PRATT: I think it’s impossible for your environment to not in some way affect the things you create, although in what ways specifically I may not have an accurate read on yet. Coming to Los Angeles was, in the beginning, a bit like relocating to a minimally-inhabited island somewhere. I spent most of my time alone in the first few months writing and recording what is the bulk of the new record.
AUTRE: I saw on your Instagram that you met Van Dyke Parks – I think the caption was “Van Dyke God Dang Parks” – what is it like meeting your heroes; does it make you feel like you are becoming more established?
PRATT: Well, I haven’t met a ton of them, but, I think maybe it says more about the magic and usefulness of the internet as a tool, if used correctly. But yes, it’s also just quite remarkable living in LA; the odds of these occurrences are just are greatly increased as there’s so many creative people living and working here. Meeting Van Dyke was more just happenstance, actually, BUT, yeah, I think the fact that he’d heard my music via an NY Times post and liked it is what granted me momentary entrance into that world.
AUTRE: Naturally, people like to pigeonhole musicians that come out with a guitar and just the purity of their voice – what do you say to those people?
PRATT: It really doesn’t bother me. Pigeonholing, comparisons and labeling is an inherent part of music journalism and people’s processing of music. It’s like matching shapes. Where’s that red one gunna go? I like hearing the range of things people pick out of it. Sometimes it’s a revelation and sometimes it’s just fun.
AUTRE: What’s next – any plans for a “Play it fucking loud…” moment and a full electric band?
PRATT: I’d love to have a Band-grade backing band, but so far I’ve been rehearsing with a guitarist for my upcoming tours. Together hopefully we’ll be rendering the songs live in a sonically smooth, mildly psychedelic sort of fashion. Collaborating and playing music with others is very new to me, so I’m just testing the waters.
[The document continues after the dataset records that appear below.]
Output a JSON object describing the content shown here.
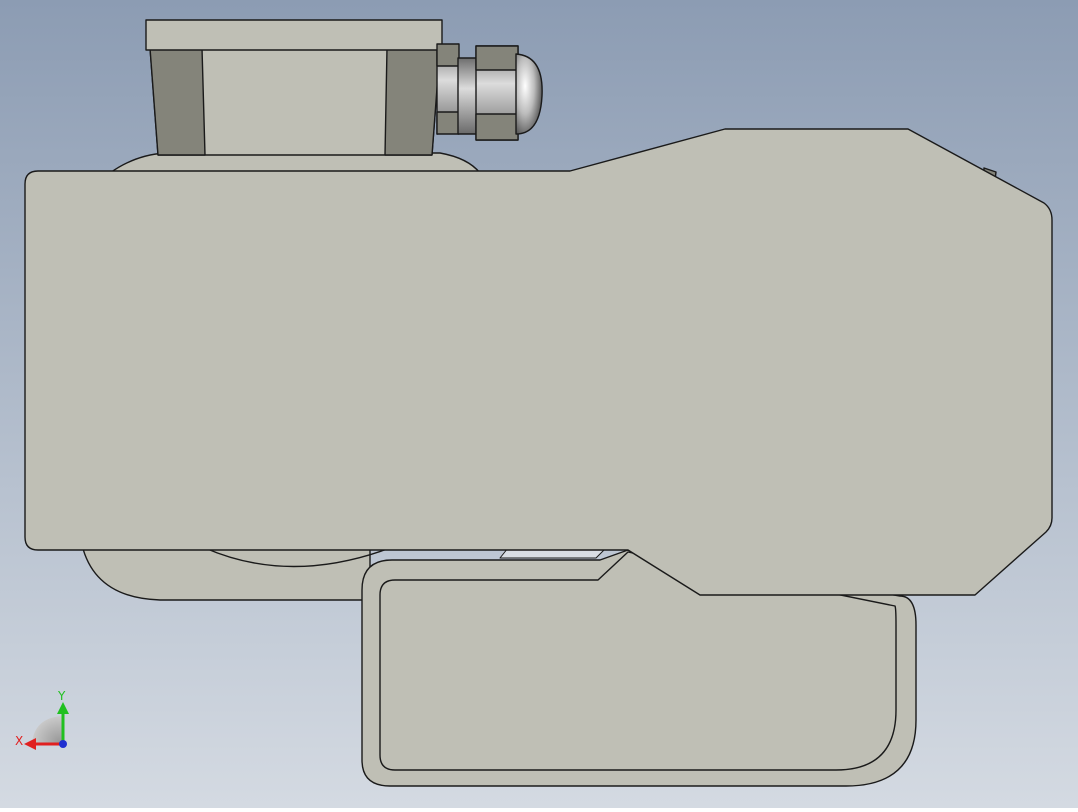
{
  "scene": {
    "background_top": "#8c9cb3",
    "background_bottom": "#d4dae2",
    "part_fill": "#bfbfb5",
    "part_shadow": "#84847a",
    "edge_color": "#1a1a1a",
    "metal_light": "#f2f2f2",
    "metal_dark": "#505050"
  },
  "triad": {
    "x_label": "X",
    "y_label": "Y",
    "x_color": "#e02020",
    "y_color": "#20c020",
    "z_color": "#2030d0"
  }
}
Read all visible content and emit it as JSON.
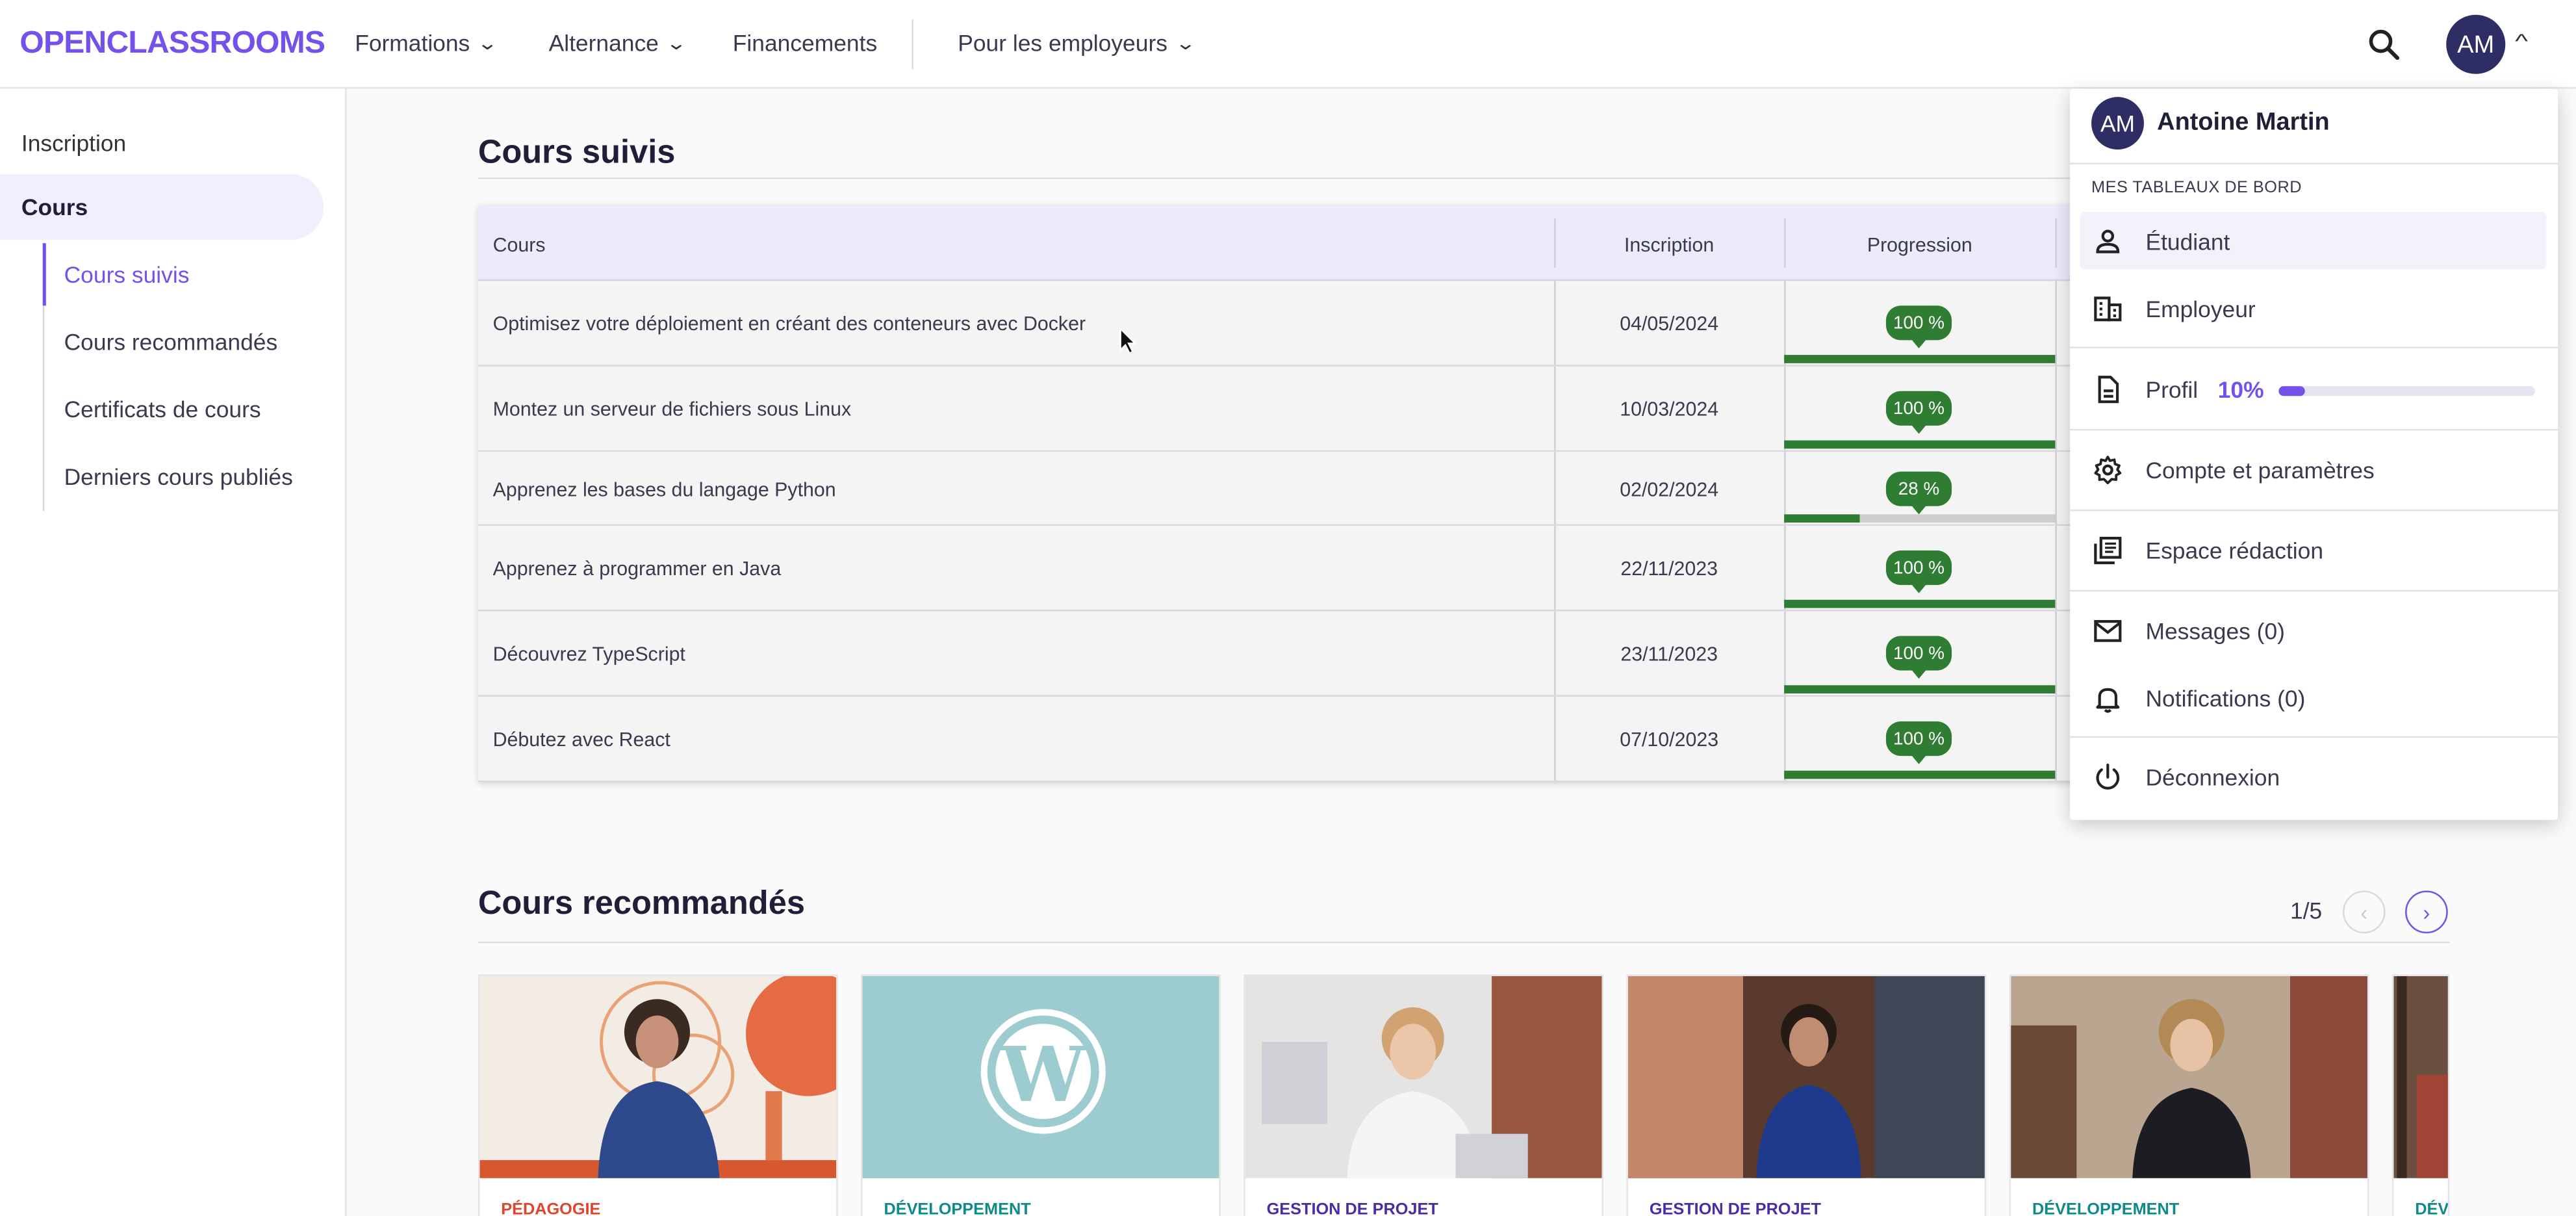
{
  "brand": {
    "logo": "OPENCLASSROOMS",
    "accent": "#7451eb"
  },
  "nav": {
    "items": [
      {
        "label": "Formations"
      },
      {
        "label": "Alternance"
      },
      {
        "label": "Financements"
      },
      {
        "label": "Pour les employeurs"
      }
    ],
    "search_icon": "search-icon",
    "avatar_initials": "AM"
  },
  "sidebar": {
    "inscription": "Inscription",
    "cours": "Cours",
    "sub": [
      {
        "label": "Cours suivis"
      },
      {
        "label": "Cours recommandés"
      },
      {
        "label": "Certificats de cours"
      },
      {
        "label": "Derniers cours publiés"
      }
    ]
  },
  "suivis": {
    "title": "Cours suivis",
    "headers": [
      "Cours",
      "Inscription",
      "Progression"
    ],
    "rows": [
      {
        "title": "Optimisez votre déploiement en créant des conteneurs avec Docker",
        "date": "04/05/2024",
        "progress": "100 %",
        "progress_value": 100
      },
      {
        "title": "Montez un serveur de fichiers sous Linux",
        "date": "10/03/2024",
        "progress": "100 %",
        "progress_value": 100
      },
      {
        "title": "Apprenez les bases du langage Python",
        "date": "02/02/2024",
        "progress": "28 %",
        "progress_value": 28
      },
      {
        "title": "Apprenez à programmer en Java",
        "date": "22/11/2023",
        "progress": "100 %",
        "progress_value": 100
      },
      {
        "title": "Découvrez TypeScript",
        "date": "23/11/2023",
        "progress": "100 %",
        "progress_value": 100
      },
      {
        "title": "Débutez avec React",
        "date": "07/10/2023",
        "progress": "100 %",
        "progress_value": 100
      }
    ],
    "progress_color": "#2e7d32"
  },
  "recommandes": {
    "title": "Cours recommandés",
    "pager": "1/5",
    "cards": [
      {
        "category": "PÉDAGOGIE",
        "color": "#e0452b"
      },
      {
        "category": "DÉVELOPPEMENT",
        "color": "#0e8a8a"
      },
      {
        "category": "GESTION DE PROJET",
        "color": "#4b2ca6"
      },
      {
        "category": "GESTION DE PROJET",
        "color": "#4b2ca6"
      },
      {
        "category": "DÉVELOPPEMENT",
        "color": "#0e8a8a"
      },
      {
        "category": "DÉV",
        "color": "#0e8a8a"
      }
    ]
  },
  "dropdown": {
    "avatar_initials": "AM",
    "name": "Antoine Martin",
    "section": "MES TABLEAUX DE BORD",
    "etudiant": "Étudiant",
    "employeur": "Employeur",
    "profil": "Profil",
    "profil_pct": "10%",
    "profil_value": 10,
    "compte": "Compte et paramètres",
    "redaction": "Espace rédaction",
    "messages": "Messages (0)",
    "notifications": "Notifications (0)",
    "deconnexion": "Déconnexion"
  }
}
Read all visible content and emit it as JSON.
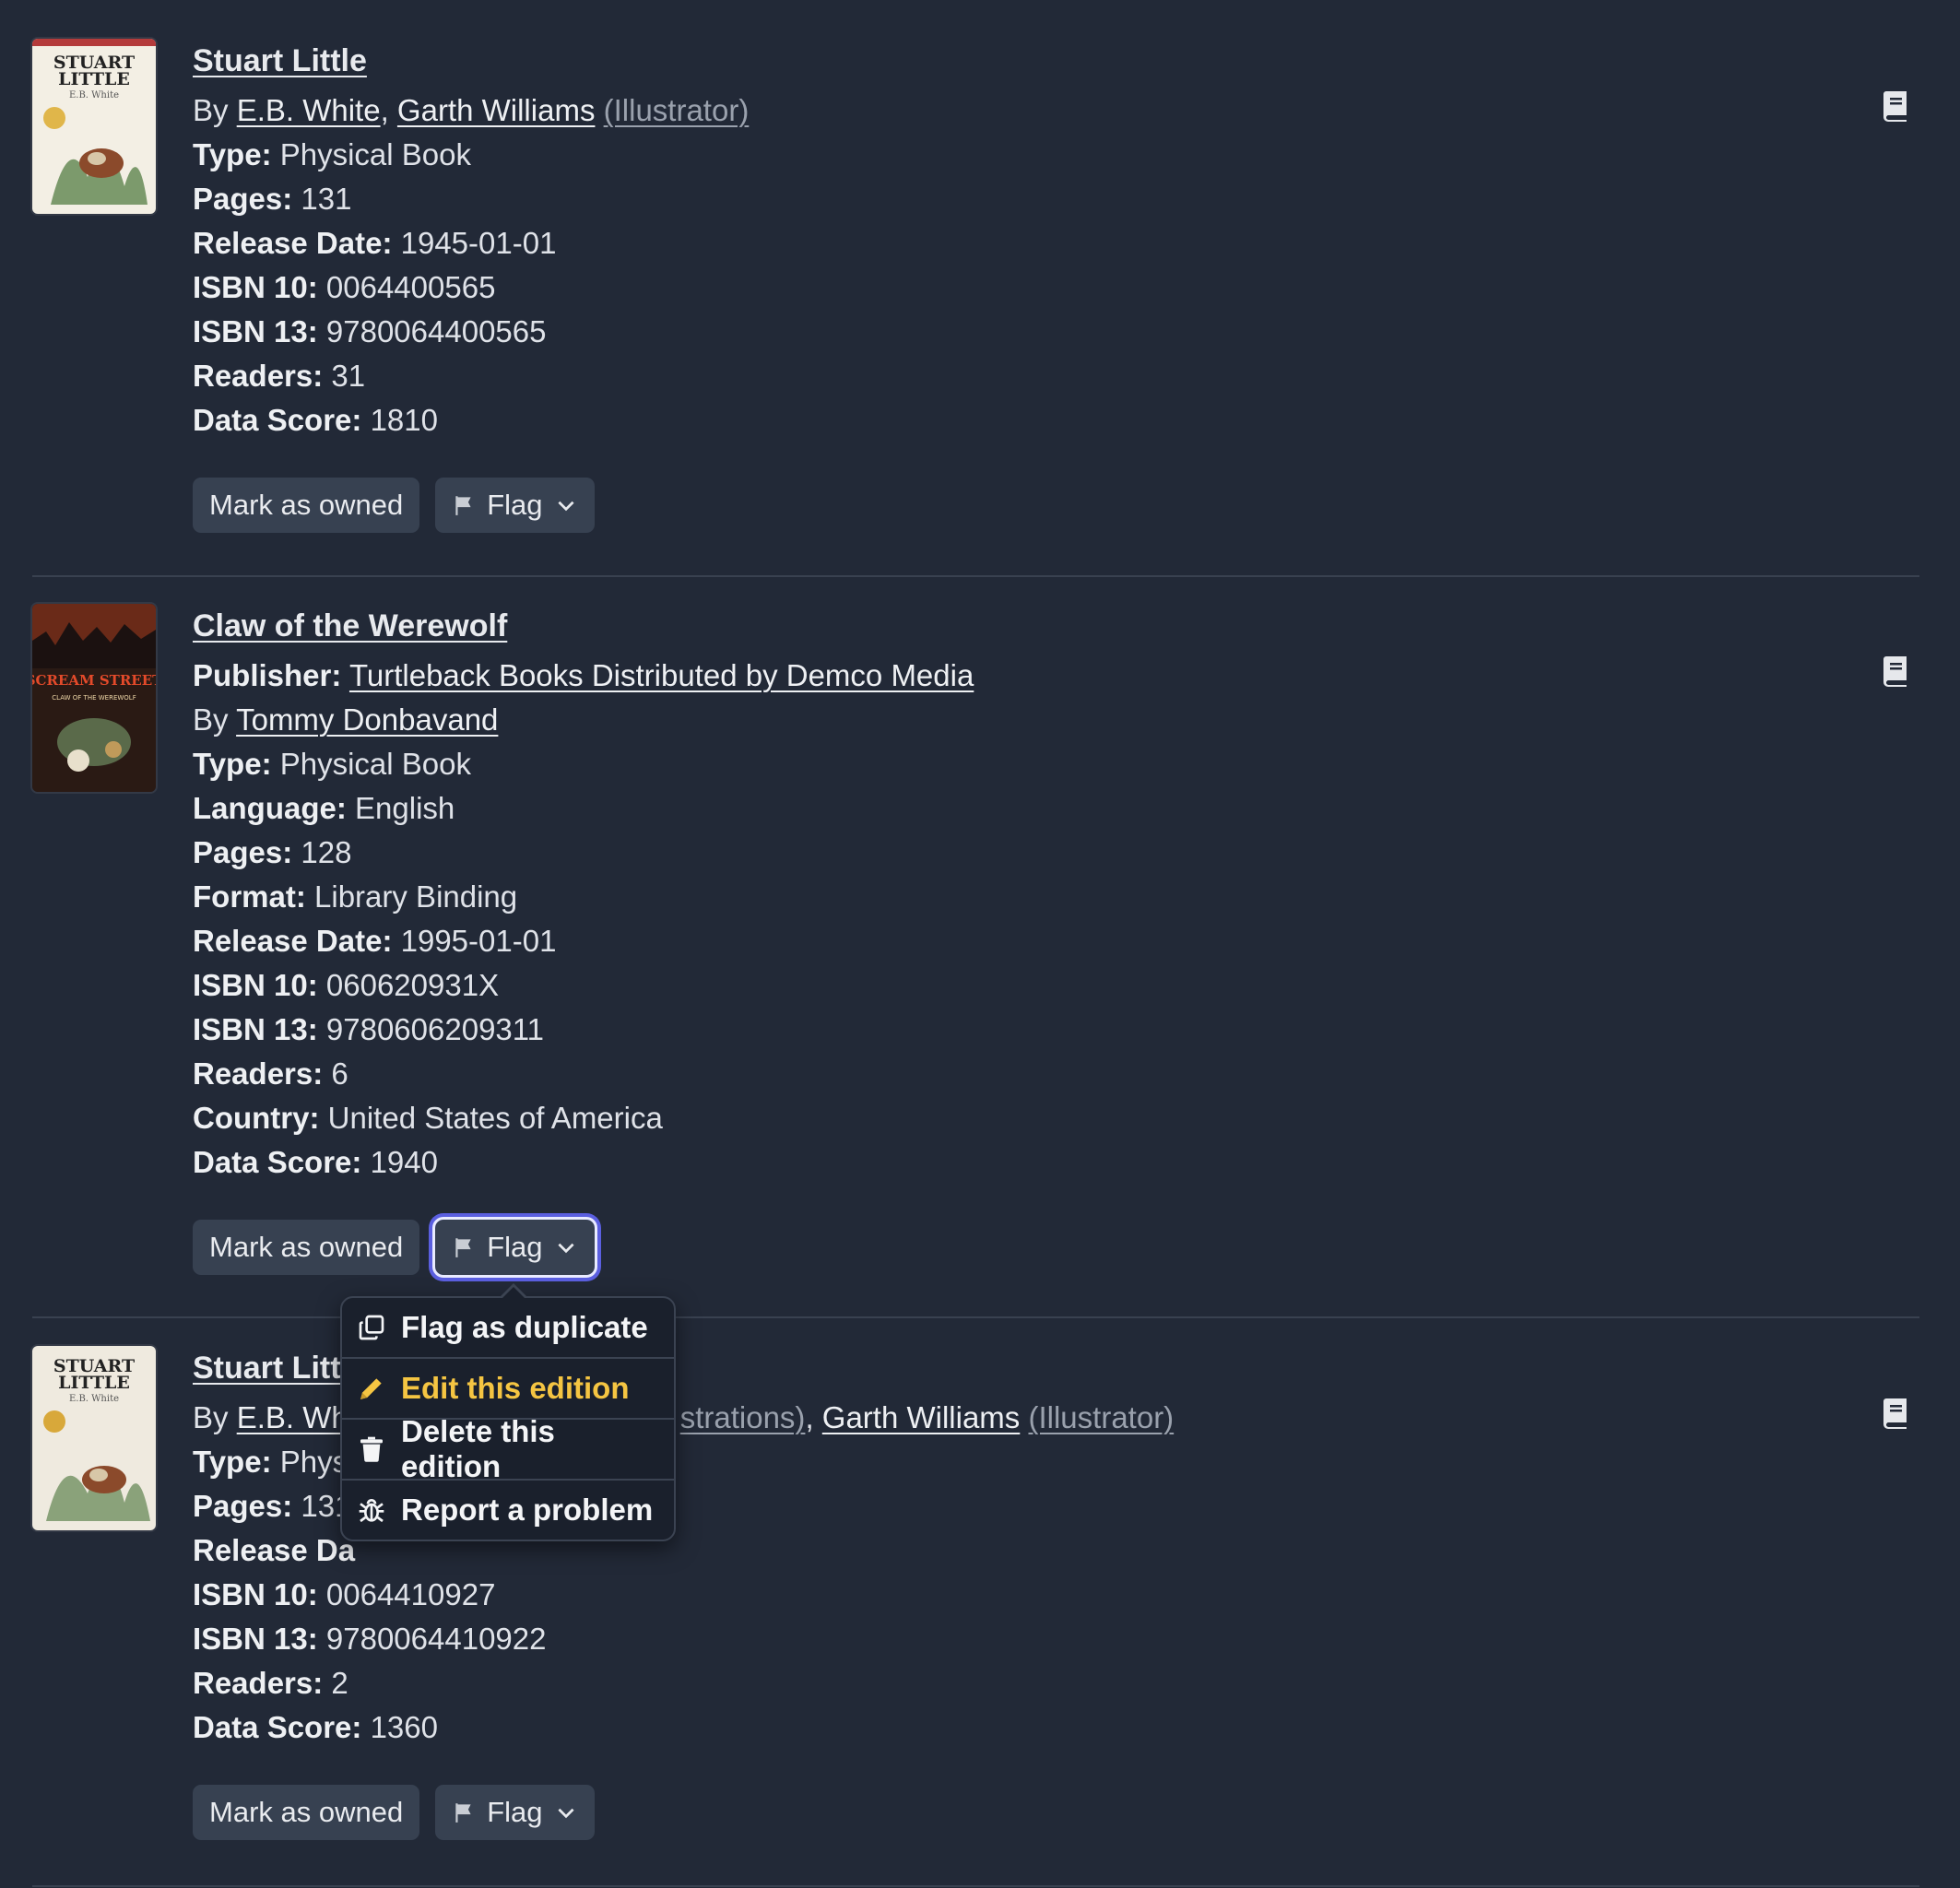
{
  "editions": [
    {
      "title": "Stuart Little",
      "by_label": "By",
      "authors": [
        {
          "name": "E.B. White",
          "role": ""
        },
        {
          "name": "Garth Williams",
          "role": "(Illustrator)"
        }
      ],
      "fields": [
        {
          "label": "Type:",
          "value": "Physical Book"
        },
        {
          "label": "Pages:",
          "value": "131"
        },
        {
          "label": "Release Date:",
          "value": "1945-01-01"
        },
        {
          "label": "ISBN 10:",
          "value": "0064400565"
        },
        {
          "label": "ISBN 13:",
          "value": "9780064400565"
        },
        {
          "label": "Readers:",
          "value": "31"
        },
        {
          "label": "Data Score:",
          "value": "1810"
        }
      ],
      "cover_text": {
        "line1": "STUART",
        "line2": "LITTLE",
        "author": "E.B. White"
      }
    },
    {
      "title": "Claw of the Werewolf",
      "publisher_label": "Publisher:",
      "publisher": "Turtleback Books Distributed by Demco Media",
      "by_label": "By",
      "authors": [
        {
          "name": "Tommy Donbavand",
          "role": ""
        }
      ],
      "fields": [
        {
          "label": "Type:",
          "value": "Physical Book"
        },
        {
          "label": "Language:",
          "value": "English"
        },
        {
          "label": "Pages:",
          "value": "128"
        },
        {
          "label": "Format:",
          "value": "Library Binding"
        },
        {
          "label": "Release Date:",
          "value": "1995-01-01"
        },
        {
          "label": "ISBN 10:",
          "value": "060620931X"
        },
        {
          "label": "ISBN 13:",
          "value": "9780606209311"
        },
        {
          "label": "Readers:",
          "value": "6"
        },
        {
          "label": "Country:",
          "value": "United States of America"
        },
        {
          "label": "Data Score:",
          "value": "1940"
        }
      ],
      "cover_text": {
        "line1": "SCREAM STREET",
        "line2": "CLAW OF THE WEREWOLF"
      }
    },
    {
      "title": "Stuart Littl",
      "by_label": "By",
      "authors_visible": [
        {
          "name": "E.B. Wh",
          "role": "strations)"
        },
        {
          "name": "Garth Williams",
          "role": "(Illustrator)"
        }
      ],
      "fields": [
        {
          "label": "Type:",
          "value": "Phys"
        },
        {
          "label": "Pages:",
          "value": "131"
        },
        {
          "label": "Release Da",
          "value": ""
        },
        {
          "label": "ISBN 10:",
          "value": "0064410927"
        },
        {
          "label": "ISBN 13:",
          "value": "9780064410922"
        },
        {
          "label": "Readers:",
          "value": "2"
        },
        {
          "label": "Data Score:",
          "value": "1360"
        }
      ],
      "cover_text": {
        "line1": "STUART",
        "line2": "LITTLE",
        "author": "E.B. White"
      }
    }
  ],
  "actions": {
    "mark_owned": "Mark as owned",
    "flag": "Flag"
  },
  "flag_menu": {
    "items": [
      {
        "label": "Flag as duplicate",
        "icon": "duplicate-icon"
      },
      {
        "label": "Edit this edition",
        "icon": "pencil-icon"
      },
      {
        "label": "Delete this edition",
        "icon": "trash-icon"
      },
      {
        "label": "Report a problem",
        "icon": "bug-icon"
      }
    ]
  },
  "colors": {
    "background": "#222937",
    "button": "#374151",
    "highlight": "#f5c542",
    "focus_ring": "#5b5fe0"
  }
}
You can purchase On Your Own Love Again in multiple formats here. Interview and text by Oliver Maxwell Kupper